000172447 001__ 172447
000172447 005__ 20181203022558.0
000172447 0247_ $$2doi$$a10.1007/s00446-010-0103-7
000172447 02470 $$2ISI$$a000280921100001
000172447 037__ $$aARTICLE
000172447 245__ $$aRefined quorum systems
000172447 269__ $$a2010
000172447 260__ $$c2010
000172447 336__ $$aJournal Articles

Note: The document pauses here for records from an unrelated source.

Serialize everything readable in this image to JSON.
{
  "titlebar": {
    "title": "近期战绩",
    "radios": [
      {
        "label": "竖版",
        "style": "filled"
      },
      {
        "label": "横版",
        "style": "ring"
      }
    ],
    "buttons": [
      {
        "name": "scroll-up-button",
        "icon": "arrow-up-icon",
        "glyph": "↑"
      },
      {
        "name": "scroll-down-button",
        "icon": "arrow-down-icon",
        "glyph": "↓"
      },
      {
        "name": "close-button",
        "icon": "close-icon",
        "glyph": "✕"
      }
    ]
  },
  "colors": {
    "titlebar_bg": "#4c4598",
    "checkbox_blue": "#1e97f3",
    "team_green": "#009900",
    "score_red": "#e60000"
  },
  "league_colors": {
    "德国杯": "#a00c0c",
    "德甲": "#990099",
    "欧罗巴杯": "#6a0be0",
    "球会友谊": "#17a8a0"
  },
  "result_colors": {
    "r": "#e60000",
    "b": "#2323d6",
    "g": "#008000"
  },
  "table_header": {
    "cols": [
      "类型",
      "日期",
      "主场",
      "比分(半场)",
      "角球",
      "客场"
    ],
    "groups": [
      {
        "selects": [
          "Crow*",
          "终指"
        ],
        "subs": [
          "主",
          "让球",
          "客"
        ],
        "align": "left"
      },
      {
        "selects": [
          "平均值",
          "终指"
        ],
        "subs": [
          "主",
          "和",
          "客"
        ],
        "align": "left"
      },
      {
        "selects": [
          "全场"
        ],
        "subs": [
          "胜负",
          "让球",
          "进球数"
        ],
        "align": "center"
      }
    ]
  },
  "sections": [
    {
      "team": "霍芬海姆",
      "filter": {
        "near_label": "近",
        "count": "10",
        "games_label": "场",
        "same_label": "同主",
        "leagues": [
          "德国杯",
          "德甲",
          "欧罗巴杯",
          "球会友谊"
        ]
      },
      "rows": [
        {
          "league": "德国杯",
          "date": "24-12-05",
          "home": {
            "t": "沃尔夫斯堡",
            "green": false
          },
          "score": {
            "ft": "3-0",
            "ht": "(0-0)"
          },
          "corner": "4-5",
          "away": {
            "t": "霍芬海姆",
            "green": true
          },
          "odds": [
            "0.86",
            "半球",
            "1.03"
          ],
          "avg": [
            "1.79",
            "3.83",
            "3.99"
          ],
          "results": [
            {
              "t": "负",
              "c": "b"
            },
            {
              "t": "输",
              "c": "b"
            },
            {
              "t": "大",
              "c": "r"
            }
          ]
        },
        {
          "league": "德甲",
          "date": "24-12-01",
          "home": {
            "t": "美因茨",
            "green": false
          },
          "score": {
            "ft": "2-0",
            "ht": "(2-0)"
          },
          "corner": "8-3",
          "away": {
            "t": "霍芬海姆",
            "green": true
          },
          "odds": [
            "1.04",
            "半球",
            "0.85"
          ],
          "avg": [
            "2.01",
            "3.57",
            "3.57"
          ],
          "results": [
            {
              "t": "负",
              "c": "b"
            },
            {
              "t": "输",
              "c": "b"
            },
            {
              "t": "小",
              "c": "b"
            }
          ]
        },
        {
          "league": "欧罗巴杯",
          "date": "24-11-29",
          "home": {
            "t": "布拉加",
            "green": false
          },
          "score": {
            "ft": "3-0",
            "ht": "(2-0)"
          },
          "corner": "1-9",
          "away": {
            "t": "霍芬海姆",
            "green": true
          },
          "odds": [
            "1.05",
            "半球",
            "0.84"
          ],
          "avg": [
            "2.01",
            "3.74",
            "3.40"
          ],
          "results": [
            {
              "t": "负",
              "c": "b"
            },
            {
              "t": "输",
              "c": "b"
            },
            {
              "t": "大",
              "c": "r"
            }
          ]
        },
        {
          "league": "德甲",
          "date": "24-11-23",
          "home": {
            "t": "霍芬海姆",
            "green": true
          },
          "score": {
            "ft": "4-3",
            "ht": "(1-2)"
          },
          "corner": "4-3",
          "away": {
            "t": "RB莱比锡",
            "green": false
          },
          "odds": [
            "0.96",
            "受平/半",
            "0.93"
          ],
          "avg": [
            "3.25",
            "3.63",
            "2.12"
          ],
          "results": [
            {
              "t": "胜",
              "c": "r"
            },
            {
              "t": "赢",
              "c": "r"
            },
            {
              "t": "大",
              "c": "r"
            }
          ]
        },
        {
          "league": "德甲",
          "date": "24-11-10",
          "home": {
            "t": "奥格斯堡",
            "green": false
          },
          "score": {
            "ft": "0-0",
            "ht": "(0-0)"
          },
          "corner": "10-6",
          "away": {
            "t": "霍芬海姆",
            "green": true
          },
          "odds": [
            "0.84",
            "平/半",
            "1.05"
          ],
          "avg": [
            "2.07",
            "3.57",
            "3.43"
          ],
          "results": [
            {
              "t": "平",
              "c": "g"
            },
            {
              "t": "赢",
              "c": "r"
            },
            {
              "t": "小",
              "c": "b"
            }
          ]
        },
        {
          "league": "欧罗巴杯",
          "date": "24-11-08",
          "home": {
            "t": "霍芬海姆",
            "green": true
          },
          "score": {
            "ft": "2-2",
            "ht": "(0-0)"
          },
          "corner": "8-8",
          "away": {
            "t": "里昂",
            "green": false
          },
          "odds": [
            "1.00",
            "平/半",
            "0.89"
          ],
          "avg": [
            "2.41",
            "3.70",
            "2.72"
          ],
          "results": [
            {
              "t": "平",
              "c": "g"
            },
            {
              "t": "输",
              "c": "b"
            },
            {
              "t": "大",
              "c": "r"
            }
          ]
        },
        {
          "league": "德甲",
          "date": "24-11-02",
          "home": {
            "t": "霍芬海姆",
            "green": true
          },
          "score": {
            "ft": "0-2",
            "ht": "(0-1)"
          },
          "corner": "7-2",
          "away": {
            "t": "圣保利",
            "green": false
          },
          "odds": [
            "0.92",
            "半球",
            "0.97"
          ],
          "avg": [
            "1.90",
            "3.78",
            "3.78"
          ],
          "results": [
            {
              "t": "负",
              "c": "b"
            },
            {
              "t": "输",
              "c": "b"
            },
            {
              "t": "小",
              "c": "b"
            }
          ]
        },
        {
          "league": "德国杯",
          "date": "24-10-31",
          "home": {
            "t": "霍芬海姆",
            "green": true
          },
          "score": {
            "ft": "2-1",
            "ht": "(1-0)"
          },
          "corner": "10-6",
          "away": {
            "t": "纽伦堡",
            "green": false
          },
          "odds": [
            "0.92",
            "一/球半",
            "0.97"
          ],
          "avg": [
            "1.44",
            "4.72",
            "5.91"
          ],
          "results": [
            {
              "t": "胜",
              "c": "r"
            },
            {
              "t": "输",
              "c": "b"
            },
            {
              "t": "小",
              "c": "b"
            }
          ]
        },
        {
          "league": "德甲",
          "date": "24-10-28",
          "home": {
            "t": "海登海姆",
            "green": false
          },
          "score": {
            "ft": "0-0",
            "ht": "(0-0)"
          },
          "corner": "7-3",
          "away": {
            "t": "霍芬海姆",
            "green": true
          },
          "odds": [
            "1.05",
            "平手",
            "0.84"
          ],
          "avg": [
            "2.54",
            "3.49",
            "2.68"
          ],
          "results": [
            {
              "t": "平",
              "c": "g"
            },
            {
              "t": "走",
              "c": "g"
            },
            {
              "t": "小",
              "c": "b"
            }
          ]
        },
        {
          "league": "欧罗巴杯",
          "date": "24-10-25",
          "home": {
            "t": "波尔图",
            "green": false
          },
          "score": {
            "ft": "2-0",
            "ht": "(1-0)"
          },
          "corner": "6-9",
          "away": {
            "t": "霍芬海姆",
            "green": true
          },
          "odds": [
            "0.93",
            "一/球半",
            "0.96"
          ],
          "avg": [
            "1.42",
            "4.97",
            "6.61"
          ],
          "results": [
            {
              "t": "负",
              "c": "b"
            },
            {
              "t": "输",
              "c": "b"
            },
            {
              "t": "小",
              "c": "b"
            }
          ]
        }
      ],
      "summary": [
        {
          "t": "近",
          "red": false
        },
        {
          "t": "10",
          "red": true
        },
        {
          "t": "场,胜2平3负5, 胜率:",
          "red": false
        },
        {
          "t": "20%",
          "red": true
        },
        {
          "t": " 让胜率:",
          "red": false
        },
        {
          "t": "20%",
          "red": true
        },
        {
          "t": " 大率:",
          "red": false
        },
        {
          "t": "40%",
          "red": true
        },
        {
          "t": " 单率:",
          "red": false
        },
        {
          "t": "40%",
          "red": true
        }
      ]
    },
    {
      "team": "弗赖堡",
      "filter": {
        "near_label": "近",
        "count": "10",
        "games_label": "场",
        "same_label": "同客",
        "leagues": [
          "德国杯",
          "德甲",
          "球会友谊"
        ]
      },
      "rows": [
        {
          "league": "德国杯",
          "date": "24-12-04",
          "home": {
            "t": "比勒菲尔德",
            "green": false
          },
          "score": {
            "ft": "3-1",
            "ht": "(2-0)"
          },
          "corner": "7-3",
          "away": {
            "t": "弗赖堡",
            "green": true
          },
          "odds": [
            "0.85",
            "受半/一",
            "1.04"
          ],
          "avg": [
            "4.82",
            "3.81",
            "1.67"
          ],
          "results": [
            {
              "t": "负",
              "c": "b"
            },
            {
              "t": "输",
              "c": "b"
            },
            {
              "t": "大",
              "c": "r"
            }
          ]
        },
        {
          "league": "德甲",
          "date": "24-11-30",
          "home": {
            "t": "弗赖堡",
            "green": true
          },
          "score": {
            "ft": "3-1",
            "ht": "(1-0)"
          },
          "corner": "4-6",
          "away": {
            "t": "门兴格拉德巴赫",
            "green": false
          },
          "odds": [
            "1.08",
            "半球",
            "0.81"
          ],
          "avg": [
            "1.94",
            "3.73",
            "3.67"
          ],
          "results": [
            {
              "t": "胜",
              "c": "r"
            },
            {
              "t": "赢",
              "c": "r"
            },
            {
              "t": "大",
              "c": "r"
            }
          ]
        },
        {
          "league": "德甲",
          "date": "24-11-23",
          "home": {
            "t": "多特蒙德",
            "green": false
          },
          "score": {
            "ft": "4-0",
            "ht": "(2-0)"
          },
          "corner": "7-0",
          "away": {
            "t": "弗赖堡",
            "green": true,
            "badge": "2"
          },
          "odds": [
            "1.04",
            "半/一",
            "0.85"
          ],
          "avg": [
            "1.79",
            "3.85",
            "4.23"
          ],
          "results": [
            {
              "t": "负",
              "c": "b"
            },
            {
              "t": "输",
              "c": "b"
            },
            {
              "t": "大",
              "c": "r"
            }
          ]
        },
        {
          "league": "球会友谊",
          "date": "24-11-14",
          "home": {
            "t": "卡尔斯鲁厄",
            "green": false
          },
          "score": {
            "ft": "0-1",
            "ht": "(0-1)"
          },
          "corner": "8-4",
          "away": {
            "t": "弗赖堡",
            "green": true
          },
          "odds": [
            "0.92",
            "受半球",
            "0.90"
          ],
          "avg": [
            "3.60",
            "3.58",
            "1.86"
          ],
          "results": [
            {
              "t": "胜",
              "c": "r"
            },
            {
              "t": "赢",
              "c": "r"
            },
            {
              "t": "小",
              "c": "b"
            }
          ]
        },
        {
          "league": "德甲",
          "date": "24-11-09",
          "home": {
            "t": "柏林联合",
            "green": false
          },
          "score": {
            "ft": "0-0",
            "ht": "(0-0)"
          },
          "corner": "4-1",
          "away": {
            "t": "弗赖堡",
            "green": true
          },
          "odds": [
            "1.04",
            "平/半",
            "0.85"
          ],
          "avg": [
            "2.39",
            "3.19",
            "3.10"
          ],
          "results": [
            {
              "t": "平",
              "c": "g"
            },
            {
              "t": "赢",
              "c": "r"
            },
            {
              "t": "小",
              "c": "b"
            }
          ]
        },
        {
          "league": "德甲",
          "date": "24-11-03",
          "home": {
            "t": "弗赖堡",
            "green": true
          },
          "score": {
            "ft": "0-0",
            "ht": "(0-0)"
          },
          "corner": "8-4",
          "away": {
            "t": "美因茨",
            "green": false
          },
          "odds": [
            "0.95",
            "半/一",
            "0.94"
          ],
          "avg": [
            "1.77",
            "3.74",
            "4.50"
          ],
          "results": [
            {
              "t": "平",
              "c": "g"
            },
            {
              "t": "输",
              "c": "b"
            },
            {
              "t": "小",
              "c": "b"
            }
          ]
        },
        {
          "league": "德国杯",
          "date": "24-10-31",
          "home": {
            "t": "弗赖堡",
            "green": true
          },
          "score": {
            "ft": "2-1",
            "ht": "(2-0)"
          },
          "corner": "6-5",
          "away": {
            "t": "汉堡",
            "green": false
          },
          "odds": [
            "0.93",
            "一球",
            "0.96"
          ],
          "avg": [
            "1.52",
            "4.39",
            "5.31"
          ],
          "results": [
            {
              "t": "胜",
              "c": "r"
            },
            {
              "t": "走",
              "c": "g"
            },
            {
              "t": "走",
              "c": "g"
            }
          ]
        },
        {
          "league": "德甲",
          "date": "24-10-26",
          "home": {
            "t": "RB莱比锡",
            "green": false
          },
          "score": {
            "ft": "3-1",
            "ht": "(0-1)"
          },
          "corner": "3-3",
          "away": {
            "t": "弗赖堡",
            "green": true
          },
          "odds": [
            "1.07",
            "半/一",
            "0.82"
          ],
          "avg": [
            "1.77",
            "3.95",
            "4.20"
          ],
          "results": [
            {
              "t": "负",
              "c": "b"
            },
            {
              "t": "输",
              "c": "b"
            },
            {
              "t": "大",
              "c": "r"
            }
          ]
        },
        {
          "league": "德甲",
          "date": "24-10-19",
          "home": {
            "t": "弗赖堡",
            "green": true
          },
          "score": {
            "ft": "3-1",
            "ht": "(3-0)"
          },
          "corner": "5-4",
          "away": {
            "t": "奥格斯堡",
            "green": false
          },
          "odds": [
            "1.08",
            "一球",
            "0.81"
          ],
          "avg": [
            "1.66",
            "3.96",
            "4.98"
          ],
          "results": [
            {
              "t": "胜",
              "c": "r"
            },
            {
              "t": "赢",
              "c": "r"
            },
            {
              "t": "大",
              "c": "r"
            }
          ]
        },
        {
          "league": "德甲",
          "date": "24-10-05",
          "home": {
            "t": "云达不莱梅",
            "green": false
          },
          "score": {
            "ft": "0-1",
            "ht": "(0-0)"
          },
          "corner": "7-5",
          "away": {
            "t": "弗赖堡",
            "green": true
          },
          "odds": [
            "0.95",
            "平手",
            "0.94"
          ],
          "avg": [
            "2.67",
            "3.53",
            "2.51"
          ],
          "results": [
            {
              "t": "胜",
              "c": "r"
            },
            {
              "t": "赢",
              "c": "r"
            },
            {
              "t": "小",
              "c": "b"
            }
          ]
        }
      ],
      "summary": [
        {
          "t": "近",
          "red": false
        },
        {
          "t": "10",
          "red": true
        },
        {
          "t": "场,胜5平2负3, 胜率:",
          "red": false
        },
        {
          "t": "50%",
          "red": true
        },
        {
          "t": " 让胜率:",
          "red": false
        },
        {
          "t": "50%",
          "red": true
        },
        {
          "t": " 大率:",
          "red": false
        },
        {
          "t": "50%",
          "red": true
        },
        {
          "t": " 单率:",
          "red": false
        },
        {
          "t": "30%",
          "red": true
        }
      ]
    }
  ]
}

000172447 520__ $$aIt is considered good distributed computing practice to devise object implementations that tolerate contention, periods of asynchrony and a large number of failures, but perform fast if few failures occur, the system is synchronous and there is no contention. This paper initiates the first study of quorum systems that help design such implementations by encompassing, at the same time, optimal resilience, as well as optimal best-case complexity. We introduce the notion of a refined quorum system (RQS) of some set S as a set of three classes of subsets (quorums) of S: first class quorums are also second class quorums, themselves being also third class quorums. First class quorums have large intersections with all other quorums, second class quorums typically have smaller intersections with those of the third class, the latter simply correspond to traditional quorums. Intuitively, under uncontended and synchronous conditions, a distributed object implementation would expedite an operation if a quorum of the first class is accessed, then degrade gracefully depending on whether a quorum of the second or the third class is accessed. Our notion of refined quorum system is devised assuming a general adversary structure, and this basically allows algorithms relying on refined quorum systems to relax the assumption of independent process failures, often questioned in practice. We illustrate the power of refined quorums by introducing two new optimal Byzantine-resilient distributed object implementations: an atomic storage and a consensus algorithm. Both match previously established resilience and best-case complexity lower bounds, closing open gaps, as well as new complexity bounds we establish here. Each of our algorithms is representative of a different class of architectures, highlighting the generality of the refined quorum abstraction.
000172447 6531_ $$aQuorums
000172447 6531_ $$aAtomic storage
000172447 6531_ $$aConsensus
000172447 6531_ $$aComplexity
000172447 6531_ $$aByzantine failures
000172447 6531_ $$aConsensus
000172447 6531_ $$aObjects
000172447 6531_ $$aMemory
000172447 6531_ $$aPaxos
000172447 6531_ $$aTime
000172447 700__ $$0240335$$g105326$$uEcole Polytech Fed Lausanne, Sch Comp & Commun Sci, CH-1015 Lausanne, Switzerland$$aGuerraoui, Rachid
000172447 700__ $$aVukolic, Marko$$uIBM Res Zurich, Ruschlikon, Switzerland
000172447 773__ $$j23$$tDistributed Computing$$q1-42
000172447 909C0 $$xU10407$$0252114$$pDCL
000172447 909CO $$pIC$$particle$$ooai:infoscience.tind.io:172447
000172447 937__ $$aEPFL-ARTICLE-172447
000172447 973__ $$rREVIEWED$$sPUBLISHED$$aEPFL
000172447 980__ $$aARTICLE